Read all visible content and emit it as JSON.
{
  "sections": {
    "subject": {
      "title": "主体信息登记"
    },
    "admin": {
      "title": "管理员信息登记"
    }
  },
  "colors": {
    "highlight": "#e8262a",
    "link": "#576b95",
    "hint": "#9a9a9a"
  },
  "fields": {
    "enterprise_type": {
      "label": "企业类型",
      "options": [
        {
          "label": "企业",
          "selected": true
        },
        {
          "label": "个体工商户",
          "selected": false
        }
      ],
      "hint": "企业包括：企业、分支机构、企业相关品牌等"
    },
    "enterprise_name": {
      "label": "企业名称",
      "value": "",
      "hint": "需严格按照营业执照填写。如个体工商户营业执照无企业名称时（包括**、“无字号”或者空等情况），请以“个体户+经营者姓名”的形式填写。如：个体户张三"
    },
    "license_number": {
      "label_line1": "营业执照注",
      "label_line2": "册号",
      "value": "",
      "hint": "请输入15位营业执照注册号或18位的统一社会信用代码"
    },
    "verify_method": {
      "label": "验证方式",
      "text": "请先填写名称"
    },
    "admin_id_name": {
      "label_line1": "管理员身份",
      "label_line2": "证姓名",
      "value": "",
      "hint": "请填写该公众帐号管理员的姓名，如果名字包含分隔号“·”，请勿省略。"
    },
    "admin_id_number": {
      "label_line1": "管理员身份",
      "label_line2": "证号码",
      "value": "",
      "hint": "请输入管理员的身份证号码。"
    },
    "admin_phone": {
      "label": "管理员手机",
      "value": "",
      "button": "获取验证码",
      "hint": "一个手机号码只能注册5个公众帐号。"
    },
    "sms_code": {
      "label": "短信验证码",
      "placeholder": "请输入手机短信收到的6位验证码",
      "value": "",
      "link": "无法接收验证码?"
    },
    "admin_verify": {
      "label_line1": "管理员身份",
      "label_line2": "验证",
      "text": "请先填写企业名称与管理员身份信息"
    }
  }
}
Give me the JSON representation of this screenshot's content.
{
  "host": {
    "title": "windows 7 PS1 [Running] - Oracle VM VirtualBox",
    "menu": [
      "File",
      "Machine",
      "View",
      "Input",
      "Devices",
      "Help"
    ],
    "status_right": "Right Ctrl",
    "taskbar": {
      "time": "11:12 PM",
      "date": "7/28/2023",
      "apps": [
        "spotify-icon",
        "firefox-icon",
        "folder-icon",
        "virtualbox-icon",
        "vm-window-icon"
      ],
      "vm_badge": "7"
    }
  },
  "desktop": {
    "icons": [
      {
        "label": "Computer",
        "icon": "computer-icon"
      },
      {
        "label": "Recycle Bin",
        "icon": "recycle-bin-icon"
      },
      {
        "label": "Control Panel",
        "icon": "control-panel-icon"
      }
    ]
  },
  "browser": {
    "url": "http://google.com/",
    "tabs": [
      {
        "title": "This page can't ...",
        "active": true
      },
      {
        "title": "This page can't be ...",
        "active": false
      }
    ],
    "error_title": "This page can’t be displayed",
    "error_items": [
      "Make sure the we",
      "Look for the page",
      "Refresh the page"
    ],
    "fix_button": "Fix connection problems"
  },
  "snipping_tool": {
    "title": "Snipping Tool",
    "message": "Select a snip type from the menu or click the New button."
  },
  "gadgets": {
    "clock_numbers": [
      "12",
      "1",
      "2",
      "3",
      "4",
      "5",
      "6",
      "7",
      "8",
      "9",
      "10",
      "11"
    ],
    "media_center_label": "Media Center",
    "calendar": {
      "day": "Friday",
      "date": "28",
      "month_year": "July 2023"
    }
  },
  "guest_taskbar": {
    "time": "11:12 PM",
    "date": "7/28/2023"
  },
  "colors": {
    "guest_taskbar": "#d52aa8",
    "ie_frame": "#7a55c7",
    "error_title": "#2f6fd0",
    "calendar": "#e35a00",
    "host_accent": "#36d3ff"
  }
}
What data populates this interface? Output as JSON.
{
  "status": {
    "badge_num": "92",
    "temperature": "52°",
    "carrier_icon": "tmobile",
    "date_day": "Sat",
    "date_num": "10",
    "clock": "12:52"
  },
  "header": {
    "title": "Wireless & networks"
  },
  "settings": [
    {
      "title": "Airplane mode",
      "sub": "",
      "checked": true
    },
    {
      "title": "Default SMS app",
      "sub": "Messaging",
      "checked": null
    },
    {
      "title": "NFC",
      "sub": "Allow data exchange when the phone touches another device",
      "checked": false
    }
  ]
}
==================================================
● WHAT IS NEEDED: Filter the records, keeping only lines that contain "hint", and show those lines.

● WORKED SOLUTION:
    "hint": "#9a9a9a"
      "hint": "企业包括：企业、分支机构、企业相关品牌等"
      "hint": "需严格按照营业执照填写。如个体工商户营业执照无企业名称时（包括**、“无字号”或者空等情况），请以“个体户+经营者姓名”的形式填写。如：个体户张三"
      "hint": "请输入15位营业执照注册号或18位的统一社会信用代码"
      "hint": "请填写该公众帐号管理员的姓名，如果名字包含分隔号“·”，请勿省略。"
      "hint": "请输入管理员的身份证号码。"
      "hint": "一个手机号码只能注册5个公众帐号。"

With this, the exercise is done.